Employers often offer 401k plan options. Under some plans, employers will match any money you put into the plan up to a certain amount, commonly between 2 and 6 percent. A major benefit of these plans is that you put money in tax-free and allow it to grow over time.
These 401k retirement plans are highly regulated under the Employee Retirement Income Security Act (ERISA). Like a parent setting guidelines for the safety of a child, the ERISA sets strict requirements and limitations for the participants lawmakers enacted it to protect. You might own the account, but you are not allowed to withdraw or transfer funds early without incurring penalties.
So how do you handle the division of retirement accounts in a divorce?
When you file for divorce in New York, the funds you and your spouse contributed to a retirement plan during the marriage are considered part of the marital estate and subject to division under state law. Lawmakers were well-aware of this possibility when they drafted ERISA and included guidelines for qualified domestic relation orders (QDRO).
A QDRO is a judgment, decree or order that allows you to roll over all or a portion of the benefits to a spouse during a divorce without incurring early withdrawal penalties. As is with many financial issues, executing a QDRO properly is easier said than done.
When you draft a QDRO, you must include certain information, like the dollar amount and number of payments, in the document. ERISA also prohibits you from setting certain terms such as requiring a plan to provide for increased benefits.

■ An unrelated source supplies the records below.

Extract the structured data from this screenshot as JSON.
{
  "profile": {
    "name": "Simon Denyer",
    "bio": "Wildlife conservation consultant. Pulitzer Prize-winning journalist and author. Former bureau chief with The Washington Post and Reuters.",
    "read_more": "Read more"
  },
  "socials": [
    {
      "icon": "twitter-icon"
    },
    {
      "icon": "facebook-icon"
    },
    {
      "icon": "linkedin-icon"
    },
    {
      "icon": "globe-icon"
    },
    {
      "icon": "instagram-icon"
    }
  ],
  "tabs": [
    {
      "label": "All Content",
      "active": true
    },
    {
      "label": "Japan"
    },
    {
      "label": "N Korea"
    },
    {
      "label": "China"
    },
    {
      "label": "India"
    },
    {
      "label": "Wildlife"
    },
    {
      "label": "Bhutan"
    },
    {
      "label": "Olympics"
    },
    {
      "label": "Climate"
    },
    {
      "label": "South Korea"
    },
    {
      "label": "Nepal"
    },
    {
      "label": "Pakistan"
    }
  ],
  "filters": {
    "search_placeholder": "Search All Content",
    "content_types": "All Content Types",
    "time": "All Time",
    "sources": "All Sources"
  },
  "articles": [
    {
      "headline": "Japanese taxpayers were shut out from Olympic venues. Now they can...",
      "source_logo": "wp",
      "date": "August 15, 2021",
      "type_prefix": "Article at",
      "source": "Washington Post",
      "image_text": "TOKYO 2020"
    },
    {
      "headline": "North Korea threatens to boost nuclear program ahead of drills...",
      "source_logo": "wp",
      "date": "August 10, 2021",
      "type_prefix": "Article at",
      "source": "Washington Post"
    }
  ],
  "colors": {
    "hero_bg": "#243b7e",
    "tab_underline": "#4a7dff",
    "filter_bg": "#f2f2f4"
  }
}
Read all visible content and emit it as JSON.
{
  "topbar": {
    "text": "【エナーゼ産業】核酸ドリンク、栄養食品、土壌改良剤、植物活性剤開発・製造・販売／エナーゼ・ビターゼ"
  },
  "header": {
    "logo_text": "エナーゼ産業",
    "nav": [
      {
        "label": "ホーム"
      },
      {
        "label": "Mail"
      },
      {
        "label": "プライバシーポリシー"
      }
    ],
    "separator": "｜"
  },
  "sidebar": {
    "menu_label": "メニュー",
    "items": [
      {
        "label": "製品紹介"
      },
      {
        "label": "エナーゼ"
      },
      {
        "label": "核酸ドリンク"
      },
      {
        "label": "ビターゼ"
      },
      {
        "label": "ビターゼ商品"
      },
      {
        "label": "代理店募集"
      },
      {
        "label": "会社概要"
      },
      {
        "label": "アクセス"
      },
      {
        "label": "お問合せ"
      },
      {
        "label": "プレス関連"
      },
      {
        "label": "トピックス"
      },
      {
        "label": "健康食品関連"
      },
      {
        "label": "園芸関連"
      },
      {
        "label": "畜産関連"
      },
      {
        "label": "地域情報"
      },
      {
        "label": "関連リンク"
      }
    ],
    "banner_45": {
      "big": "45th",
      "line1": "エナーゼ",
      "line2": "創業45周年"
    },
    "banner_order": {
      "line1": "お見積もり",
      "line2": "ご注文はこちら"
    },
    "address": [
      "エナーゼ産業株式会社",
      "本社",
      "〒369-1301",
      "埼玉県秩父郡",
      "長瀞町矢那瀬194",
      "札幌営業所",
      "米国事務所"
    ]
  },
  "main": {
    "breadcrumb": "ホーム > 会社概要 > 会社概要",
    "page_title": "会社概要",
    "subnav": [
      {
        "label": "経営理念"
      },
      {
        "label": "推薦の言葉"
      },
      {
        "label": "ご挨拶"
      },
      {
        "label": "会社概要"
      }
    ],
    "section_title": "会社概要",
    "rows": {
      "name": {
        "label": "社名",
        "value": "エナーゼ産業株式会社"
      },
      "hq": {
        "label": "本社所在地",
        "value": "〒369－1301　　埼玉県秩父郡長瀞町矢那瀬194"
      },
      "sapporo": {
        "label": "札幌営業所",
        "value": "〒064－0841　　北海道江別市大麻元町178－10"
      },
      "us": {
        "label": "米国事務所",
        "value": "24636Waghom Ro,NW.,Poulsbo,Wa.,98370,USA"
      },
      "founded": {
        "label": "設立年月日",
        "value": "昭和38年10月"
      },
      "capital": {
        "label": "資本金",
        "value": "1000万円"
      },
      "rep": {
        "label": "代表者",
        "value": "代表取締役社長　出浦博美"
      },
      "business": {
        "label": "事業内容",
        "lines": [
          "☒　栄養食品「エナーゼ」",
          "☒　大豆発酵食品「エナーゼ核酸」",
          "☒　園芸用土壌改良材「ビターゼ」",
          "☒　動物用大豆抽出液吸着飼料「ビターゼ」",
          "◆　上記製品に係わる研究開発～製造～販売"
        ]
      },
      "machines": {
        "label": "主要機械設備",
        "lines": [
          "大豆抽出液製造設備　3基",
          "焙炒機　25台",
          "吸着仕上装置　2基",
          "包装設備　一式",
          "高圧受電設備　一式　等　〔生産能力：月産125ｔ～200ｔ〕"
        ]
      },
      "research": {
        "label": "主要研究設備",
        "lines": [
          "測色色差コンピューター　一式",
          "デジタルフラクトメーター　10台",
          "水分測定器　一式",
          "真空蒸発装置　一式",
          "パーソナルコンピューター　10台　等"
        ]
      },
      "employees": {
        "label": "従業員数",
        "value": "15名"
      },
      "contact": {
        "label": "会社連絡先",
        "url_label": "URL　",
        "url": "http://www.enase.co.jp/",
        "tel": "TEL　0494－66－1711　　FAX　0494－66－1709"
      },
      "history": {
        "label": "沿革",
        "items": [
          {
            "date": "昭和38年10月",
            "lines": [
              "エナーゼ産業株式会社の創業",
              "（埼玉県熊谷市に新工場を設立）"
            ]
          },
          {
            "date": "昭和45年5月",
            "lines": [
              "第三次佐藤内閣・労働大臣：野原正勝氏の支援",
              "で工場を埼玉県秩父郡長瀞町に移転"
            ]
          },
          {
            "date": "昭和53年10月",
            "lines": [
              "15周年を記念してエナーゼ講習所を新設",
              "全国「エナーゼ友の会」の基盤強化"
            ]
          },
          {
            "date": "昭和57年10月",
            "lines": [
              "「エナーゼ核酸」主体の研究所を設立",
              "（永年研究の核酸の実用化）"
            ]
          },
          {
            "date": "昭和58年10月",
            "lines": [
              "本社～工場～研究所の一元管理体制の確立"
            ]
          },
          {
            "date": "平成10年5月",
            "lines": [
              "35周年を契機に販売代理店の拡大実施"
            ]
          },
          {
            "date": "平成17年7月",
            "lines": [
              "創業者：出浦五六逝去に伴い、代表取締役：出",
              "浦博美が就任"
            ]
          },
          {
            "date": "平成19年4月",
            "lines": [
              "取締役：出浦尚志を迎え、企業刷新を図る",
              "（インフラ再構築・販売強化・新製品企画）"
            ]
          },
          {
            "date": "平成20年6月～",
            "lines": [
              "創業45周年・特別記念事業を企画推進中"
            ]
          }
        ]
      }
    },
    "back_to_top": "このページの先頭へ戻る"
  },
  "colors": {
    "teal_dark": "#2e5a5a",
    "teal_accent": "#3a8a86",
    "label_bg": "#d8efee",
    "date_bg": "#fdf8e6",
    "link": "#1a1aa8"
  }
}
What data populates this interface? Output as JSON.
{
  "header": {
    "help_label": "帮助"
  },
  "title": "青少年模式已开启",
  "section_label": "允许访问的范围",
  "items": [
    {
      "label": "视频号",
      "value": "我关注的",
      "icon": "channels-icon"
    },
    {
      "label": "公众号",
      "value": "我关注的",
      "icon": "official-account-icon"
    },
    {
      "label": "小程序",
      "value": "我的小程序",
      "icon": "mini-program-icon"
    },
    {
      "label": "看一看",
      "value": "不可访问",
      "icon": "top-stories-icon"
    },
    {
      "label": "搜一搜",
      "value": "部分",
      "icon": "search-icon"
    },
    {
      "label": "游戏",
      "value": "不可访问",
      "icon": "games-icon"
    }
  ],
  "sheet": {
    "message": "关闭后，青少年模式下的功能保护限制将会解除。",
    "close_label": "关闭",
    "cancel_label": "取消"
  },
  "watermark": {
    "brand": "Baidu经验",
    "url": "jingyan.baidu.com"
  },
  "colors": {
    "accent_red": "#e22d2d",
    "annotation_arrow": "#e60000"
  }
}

You can include the document as part of your property settlement or a court can issue a separate order, but the terms must be clear and you must execute it properly. Any mistake can affect your retirement benefits and be costly to fix.